It’s (mostly) Random

Last year, the promotion sold 21000 “PastaPass”’s in “less than 1 second”, which makes it extremely plausible to have sold 50 “PastaPassports” in less than 2 milliseconds. Even with a bot, these elements of randomness would make it very difficult to hit that (moving) 2 millisecond target with any sense of confidence, or repeatability. The biggest aspect here would be luck; luck that your system clock lined up in a nice configuration with the server’s clock, luck that the time it took your request to reach the servers happened to have it arrive at the right time, and luck that 50 other ‘individuals’ didn’t get lucky before you did.

Overall, the results of this entire promotion would likely be on-par with a random give-away.

Then what should they have done?

In my opinion, the should have done just that. A random giveaway (from those individuals who purchased the regular PastaPass). There are multiple approaches they could have taken in this situation, including my 2 personal favorites:

  1. Allow “Pasta Passport” ‘purchase’ requests for a few seconds after the promotion starts, and then select 50 random ‘winners’ from that pool.
  2. Sell 22050 “Pasta Pass”’s, randomly select 50 customers after-the-fact, and offer them the ‘upgrade’. If they don’t want it (for whatever reason), you can offer it to someone else.

Note that neither of these two approaches eliminate, or reduce, the amount of randomness.
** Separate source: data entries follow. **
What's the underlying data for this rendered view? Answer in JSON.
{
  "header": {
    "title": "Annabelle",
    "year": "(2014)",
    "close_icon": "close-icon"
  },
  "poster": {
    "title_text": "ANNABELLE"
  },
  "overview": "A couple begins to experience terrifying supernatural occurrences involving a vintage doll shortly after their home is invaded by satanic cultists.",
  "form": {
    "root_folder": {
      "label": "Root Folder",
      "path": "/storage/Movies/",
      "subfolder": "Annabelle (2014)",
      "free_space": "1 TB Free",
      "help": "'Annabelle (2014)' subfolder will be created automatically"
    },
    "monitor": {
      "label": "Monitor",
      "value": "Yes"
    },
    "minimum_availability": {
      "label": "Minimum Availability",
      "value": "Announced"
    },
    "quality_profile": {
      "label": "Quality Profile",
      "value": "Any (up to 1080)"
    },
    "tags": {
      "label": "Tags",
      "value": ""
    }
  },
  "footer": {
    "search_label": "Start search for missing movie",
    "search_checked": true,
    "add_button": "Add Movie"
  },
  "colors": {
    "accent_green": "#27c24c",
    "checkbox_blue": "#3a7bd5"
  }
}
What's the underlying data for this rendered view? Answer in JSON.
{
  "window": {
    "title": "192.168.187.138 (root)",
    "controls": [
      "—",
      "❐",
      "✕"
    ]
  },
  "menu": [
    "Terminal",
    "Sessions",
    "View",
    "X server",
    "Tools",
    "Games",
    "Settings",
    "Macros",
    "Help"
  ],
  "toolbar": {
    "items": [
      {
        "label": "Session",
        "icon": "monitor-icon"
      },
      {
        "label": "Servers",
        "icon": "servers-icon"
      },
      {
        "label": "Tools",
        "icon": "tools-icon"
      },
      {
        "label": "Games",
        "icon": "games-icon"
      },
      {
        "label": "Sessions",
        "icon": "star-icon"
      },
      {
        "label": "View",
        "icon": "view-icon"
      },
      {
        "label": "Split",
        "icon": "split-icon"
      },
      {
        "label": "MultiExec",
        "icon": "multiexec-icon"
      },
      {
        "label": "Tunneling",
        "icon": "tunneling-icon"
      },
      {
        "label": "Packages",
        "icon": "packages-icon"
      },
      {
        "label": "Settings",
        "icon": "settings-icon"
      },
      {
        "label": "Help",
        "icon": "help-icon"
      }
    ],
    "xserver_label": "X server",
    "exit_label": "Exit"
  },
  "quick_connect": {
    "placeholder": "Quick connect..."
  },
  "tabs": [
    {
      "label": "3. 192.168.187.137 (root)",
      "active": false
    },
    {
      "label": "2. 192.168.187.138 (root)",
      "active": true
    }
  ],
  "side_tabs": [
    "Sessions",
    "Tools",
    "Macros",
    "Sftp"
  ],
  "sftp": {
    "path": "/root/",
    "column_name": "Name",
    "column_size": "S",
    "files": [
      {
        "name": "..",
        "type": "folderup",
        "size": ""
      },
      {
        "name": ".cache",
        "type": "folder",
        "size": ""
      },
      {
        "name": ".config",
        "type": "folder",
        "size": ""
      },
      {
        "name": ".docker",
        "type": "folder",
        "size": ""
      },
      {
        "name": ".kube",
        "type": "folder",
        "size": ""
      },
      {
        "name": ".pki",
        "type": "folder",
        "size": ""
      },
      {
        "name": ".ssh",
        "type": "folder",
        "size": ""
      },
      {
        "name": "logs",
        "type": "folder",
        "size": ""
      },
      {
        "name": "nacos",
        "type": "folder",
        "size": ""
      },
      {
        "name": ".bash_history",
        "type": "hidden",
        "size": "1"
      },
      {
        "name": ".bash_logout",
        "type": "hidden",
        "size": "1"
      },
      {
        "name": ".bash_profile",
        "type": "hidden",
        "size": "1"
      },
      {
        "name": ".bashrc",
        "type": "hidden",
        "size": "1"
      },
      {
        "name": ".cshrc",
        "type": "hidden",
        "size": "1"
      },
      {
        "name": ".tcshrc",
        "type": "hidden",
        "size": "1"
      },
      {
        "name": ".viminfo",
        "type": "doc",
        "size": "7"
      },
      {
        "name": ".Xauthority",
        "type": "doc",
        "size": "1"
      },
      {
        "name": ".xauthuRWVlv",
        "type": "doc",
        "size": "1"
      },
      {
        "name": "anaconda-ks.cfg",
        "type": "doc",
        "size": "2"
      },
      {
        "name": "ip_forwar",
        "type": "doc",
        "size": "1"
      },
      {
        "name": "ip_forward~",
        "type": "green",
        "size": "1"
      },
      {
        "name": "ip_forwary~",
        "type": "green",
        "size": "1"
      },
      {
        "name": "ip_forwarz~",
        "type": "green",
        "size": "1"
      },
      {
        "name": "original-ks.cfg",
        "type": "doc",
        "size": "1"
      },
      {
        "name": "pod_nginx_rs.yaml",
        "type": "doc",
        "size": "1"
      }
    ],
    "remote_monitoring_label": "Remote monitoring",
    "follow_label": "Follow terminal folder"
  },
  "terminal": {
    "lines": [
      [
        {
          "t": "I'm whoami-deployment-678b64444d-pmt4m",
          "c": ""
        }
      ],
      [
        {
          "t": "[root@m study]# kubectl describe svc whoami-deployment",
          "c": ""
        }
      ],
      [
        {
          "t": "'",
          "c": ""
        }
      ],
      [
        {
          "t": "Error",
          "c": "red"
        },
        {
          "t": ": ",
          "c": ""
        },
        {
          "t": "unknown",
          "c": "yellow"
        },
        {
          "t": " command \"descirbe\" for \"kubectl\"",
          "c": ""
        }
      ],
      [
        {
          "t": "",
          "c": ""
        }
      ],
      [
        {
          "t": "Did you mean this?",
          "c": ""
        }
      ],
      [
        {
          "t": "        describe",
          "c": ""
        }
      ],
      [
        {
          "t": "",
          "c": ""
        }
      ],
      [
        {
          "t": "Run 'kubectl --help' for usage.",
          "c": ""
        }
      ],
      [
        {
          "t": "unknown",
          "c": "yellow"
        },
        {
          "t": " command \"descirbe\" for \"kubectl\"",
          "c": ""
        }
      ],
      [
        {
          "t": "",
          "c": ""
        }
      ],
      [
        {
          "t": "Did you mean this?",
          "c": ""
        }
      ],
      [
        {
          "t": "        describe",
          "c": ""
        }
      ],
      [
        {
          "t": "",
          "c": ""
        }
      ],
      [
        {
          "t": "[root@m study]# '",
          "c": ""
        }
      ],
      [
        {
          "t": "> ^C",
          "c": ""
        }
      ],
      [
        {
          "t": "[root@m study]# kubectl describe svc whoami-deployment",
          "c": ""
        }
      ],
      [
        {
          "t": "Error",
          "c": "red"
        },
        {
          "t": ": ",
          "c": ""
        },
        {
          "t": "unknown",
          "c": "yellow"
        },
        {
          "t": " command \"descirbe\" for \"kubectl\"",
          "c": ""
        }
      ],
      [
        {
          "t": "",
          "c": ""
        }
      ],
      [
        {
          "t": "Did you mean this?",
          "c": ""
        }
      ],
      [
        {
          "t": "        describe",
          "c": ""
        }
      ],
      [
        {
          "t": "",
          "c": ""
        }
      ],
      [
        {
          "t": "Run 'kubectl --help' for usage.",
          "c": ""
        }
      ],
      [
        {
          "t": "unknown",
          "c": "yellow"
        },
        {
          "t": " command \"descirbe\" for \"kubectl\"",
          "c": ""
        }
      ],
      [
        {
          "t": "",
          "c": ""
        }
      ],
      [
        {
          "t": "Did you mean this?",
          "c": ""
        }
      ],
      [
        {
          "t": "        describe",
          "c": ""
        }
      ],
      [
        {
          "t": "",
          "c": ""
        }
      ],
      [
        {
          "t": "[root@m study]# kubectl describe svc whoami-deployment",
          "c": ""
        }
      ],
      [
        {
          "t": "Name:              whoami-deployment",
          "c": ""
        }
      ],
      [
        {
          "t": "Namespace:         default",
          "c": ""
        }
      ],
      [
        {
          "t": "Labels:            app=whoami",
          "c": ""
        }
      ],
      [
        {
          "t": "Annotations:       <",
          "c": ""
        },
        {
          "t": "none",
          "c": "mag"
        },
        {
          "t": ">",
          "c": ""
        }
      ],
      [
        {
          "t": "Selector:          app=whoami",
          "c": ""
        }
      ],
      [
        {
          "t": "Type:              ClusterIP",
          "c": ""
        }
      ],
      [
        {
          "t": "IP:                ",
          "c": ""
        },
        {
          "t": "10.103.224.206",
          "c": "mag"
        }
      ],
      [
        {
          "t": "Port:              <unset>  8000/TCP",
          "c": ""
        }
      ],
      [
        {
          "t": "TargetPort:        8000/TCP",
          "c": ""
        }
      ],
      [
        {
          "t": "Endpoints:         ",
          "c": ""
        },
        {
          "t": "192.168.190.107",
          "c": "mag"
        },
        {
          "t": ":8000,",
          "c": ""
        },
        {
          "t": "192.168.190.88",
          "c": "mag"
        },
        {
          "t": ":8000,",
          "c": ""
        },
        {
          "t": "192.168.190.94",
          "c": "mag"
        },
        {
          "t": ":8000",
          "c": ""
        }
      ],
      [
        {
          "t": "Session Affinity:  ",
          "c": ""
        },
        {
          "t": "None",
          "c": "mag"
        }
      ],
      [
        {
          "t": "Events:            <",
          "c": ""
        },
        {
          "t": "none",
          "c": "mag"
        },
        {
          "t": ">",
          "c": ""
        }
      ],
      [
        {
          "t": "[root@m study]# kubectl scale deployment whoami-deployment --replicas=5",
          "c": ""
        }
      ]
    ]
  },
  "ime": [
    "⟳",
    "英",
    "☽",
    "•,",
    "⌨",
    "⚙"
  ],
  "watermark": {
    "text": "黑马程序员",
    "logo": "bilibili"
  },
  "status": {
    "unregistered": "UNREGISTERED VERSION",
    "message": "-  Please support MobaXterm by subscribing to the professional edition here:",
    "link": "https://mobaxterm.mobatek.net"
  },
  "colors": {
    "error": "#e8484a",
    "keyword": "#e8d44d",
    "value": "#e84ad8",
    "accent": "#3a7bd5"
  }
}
In fact, they both increase it, which can help by eliminating the (arguably slight) advantage that ‘bots’ can gain, and by preventing negative feeling that occur when someone feels like they “should have won” (ie, no one gets angry when they don’t win the lottery).

Either way, I hope you learned something about the underlying mechanics of promotions of this nature. If you disagree with any of the points here, or think I’m just plain wrong, send me an email! I’d love to hear from you.